Work task: Each line of the data should be given again exactly.

[Element data from apps and pages]
◇ ◇ ◇ ◇ ◇

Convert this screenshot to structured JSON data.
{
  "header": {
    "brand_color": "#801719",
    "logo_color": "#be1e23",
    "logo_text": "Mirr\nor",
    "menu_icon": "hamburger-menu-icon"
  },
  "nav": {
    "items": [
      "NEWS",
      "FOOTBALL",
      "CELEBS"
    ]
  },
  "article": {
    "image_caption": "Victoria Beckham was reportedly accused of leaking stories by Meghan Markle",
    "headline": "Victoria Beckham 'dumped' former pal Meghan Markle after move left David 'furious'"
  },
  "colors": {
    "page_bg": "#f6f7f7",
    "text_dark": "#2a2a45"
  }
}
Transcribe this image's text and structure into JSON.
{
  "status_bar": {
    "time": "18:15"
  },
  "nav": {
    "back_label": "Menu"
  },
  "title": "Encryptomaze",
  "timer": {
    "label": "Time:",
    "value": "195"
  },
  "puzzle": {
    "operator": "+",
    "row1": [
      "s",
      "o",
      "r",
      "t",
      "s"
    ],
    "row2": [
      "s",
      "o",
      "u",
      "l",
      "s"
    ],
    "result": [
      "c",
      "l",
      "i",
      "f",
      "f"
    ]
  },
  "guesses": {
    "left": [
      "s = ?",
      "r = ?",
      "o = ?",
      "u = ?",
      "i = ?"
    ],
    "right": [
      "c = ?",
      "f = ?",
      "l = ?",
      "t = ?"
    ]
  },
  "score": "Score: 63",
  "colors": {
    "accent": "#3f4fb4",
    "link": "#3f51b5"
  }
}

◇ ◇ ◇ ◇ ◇

Output below:
Convert this screenshot to structured JSON data.
{
  "header": {
    "brand_color": "#801719",
    "logo_color": "#be1e23",
    "logo_text": "Mirr\nor",
    "menu_icon": "hamburger-menu-icon"
  },
  "nav": {
    "items": [
      "NEWS",
      "FOOTBALL",
      "CELEBS"
    ]
  },
  "article": {
    "image_caption": "Victoria Beckham was reportedly accused of leaking stories by Meghan Markle",
    "headline": "Victoria Beckham 'dumped' former pal Meghan Markle after move left David 'furious'"
  },
  "colors": {
    "page_bg": "#f6f7f7",
    "text_dark": "#2a2a45"
  }
}
Transcribe this image's text and structure into JSON.
{
  "status_bar": {
    "time": "18:15"
  },
  "nav": {
    "back_label": "Menu"
  },
  "title": "Encryptomaze",
  "timer": {
    "label": "Time:",
    "value": "195"
  },
  "puzzle": {
    "operator": "+",
    "row1": [
      "s",
      "o",
      "r",
      "t",
      "s"
    ],
    "row2": [
      "s",
      "o",
      "u",
      "l",
      "s"
    ],
    "result": [
      "c",
      "l",
      "i",
      "f",
      "f"
    ]
  },
  "guesses": {
    "left": [
      "s = ?",
      "r = ?",
      "o = ?",
      "u = ?",
      "i = ?"
    ],
    "right": [
      "c = ?",
      "f = ?",
      "l = ?",
      "t = ?"
    ]
  },
  "score": "Score: 63",
  "colors": {
    "accent": "#3f4fb4",
    "link": "#3f51b5"
  }
}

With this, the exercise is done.